A draft of Mr. Holder’s speech urges Americans to “call on our political parties to resist the temptation to suppress certain votes in the hope of attaining electoral success and, instead, achieve success by appealing to more voters.”
People For the American Way Foundation examined the growing trend of unnecessary and burdensome Voter ID laws and other efforts to suppress the vote in a report earlier this year, concluding:
Decades after the Civil Rights Movement, there are now extraordinary attempts to reverse the trend towards equality and throw roadblocks in the way of voters.
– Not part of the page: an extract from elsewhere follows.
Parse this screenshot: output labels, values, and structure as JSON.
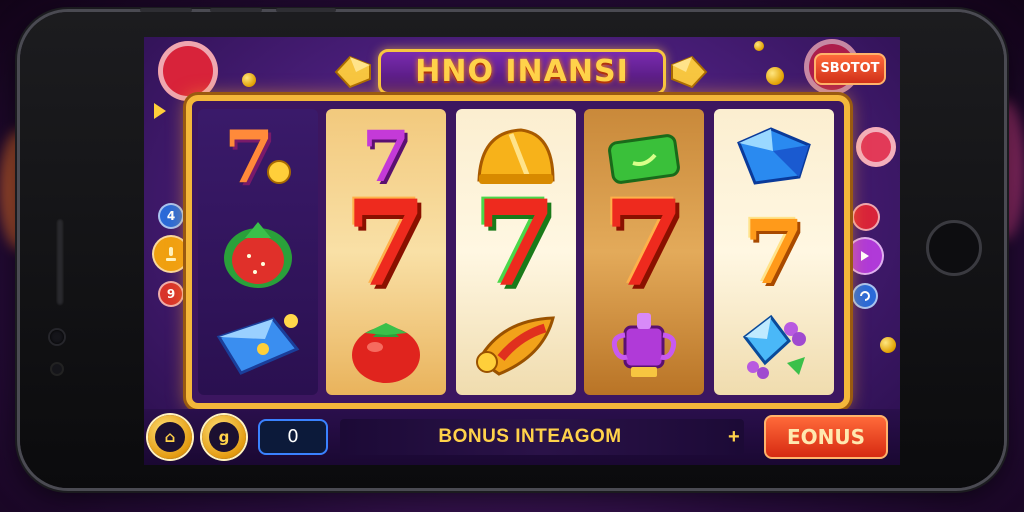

Voter suppression through new laws that make it more difficult to register to vote and cast a ballot and aggressive tactics to intimidate voters at the polls are undermining the country’s democratic foundations, all in the name of an imaginary, invented crisis.
If the current trend continues, potential voters in 2012 will face greater challenges than ever, with the enactment of burdensome and unnecessary new laws and right-wing groups mobilizing to target polling places in specific communities.
The proliferation of laws making it harder to register and to vote presents a real threat to our democracy. The attorney general is right to call them out for what they are.
A jury verdict was reached today in one of the most notorious of the GOP dirty tricks designed to suppress the vote on Election Day 2010.
That's when Maryland Democrats received telephone calls late in the day telling them that Democratic Governor Martin O'Malley had won reelection, so they could "relax" (i.e., not vote). Prosecutors alleged this was done to suppress the African American vote, and a jury agreed. The Republican candidate's campaign manager was today found guilty of election fraud.
One of the shocking developments of the trial was the defense: When paid consultant Julius Henson (whose idea it was to make these robocalls) had presented an earlier plan explicitly designed to suppress the black vote, the campaign rejected it, so the second plan couldn't have been designed to do that. The Baltimore Sun reports one juror's dismay:
Jurors said they didn't understand the Ehrlich campaign's decision to retain Henson, even after he pitched them on a $600,000 plan to suppress black votes in July 2010.
"The first and most desired outcome is voter suppression," Henson's plan stated, saying the goal was to have "African-American voters stay home."
Instead, the Republican candidate's campaign continued to pay Henson $16,000 a month — for a total of $112,000 — and promised him a $30,000 bonus should Ehrlich win.
"Why wasn't he fired right on the spot?" asked Johnson, the juror.
Why not, indeed?